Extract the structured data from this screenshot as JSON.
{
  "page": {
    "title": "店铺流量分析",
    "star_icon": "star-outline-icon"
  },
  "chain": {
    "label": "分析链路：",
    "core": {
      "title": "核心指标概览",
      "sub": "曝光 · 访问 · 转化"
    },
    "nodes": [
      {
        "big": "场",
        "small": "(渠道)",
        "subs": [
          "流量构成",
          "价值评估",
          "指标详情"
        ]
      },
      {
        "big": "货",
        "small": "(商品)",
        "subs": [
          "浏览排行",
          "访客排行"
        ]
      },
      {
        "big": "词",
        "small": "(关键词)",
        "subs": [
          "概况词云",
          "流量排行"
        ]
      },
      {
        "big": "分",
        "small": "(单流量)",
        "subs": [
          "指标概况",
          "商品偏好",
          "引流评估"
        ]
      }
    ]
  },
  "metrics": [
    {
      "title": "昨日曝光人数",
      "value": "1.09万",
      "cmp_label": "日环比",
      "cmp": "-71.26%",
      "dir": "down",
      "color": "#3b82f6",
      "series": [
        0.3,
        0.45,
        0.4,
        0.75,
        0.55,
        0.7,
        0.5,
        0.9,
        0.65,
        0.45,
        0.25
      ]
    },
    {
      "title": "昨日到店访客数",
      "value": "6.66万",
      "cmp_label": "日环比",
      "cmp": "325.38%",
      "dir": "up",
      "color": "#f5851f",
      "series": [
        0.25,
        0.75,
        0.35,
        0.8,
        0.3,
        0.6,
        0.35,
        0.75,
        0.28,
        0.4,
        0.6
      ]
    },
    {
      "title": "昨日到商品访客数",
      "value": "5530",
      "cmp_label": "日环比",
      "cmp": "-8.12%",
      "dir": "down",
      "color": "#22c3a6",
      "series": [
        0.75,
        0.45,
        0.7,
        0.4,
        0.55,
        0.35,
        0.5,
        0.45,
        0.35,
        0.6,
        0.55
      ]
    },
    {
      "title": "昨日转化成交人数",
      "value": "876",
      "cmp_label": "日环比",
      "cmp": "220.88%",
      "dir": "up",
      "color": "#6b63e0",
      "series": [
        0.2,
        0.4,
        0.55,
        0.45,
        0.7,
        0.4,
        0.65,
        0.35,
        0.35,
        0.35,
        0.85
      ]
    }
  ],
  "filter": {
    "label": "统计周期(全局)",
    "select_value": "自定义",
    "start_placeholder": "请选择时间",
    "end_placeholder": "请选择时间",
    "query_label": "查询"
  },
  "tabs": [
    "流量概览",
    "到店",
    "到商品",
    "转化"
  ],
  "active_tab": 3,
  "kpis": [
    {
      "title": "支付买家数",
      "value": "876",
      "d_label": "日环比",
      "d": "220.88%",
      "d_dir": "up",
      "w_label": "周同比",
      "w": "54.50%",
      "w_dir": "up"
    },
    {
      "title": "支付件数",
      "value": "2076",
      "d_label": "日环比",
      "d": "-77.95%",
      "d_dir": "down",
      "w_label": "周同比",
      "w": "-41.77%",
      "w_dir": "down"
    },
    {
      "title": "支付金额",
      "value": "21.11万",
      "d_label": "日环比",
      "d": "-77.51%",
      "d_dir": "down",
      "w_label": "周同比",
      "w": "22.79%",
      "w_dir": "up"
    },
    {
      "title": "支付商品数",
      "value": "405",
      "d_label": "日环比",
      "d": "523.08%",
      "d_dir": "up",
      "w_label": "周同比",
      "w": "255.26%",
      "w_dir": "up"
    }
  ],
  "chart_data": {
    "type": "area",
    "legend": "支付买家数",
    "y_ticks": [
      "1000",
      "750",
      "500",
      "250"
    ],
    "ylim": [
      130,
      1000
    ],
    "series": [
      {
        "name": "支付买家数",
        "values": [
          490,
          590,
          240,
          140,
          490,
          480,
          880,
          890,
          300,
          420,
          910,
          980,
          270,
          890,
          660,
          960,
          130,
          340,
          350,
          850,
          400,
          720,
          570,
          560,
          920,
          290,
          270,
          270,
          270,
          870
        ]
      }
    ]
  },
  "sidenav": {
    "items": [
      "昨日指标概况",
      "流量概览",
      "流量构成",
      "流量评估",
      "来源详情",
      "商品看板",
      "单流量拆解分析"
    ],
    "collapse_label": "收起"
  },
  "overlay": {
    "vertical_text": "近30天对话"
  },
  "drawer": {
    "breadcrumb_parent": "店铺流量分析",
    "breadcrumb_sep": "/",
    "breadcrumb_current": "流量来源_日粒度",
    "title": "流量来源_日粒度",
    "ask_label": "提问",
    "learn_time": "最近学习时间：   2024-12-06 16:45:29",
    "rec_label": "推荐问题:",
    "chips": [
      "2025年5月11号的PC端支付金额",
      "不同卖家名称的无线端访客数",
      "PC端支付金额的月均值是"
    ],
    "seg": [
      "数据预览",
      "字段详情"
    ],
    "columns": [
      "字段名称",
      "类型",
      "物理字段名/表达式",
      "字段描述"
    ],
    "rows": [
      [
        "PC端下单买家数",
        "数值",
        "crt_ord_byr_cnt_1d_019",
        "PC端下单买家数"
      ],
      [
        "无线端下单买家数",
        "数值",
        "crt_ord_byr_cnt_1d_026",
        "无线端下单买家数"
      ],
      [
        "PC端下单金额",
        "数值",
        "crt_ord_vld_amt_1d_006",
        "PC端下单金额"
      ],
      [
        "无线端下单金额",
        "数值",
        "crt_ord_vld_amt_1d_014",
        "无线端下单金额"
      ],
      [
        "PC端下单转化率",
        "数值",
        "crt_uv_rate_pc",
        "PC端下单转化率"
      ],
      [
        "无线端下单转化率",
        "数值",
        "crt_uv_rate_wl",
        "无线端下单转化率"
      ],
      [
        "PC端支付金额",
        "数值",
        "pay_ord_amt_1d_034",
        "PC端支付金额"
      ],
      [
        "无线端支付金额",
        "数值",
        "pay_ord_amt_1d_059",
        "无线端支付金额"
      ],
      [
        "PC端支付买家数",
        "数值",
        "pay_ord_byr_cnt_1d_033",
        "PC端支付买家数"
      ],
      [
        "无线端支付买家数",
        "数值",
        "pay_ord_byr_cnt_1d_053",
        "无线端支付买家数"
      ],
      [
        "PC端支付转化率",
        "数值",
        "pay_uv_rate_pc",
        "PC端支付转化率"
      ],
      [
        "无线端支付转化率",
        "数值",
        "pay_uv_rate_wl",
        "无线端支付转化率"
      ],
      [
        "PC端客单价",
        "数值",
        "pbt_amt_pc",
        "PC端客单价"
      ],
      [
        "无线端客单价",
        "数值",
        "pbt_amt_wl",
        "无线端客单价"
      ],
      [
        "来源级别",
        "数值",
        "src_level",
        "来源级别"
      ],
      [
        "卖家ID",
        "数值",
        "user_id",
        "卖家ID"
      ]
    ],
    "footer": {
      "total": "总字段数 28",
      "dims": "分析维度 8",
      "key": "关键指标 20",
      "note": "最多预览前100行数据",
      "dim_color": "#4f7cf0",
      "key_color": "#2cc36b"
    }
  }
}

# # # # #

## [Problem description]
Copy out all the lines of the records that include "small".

## [Solution for this exercise]
        "small": "(渠道)",
        "small": "(商品)",
        "small": "(关键词)",
        "small": "(单流量)",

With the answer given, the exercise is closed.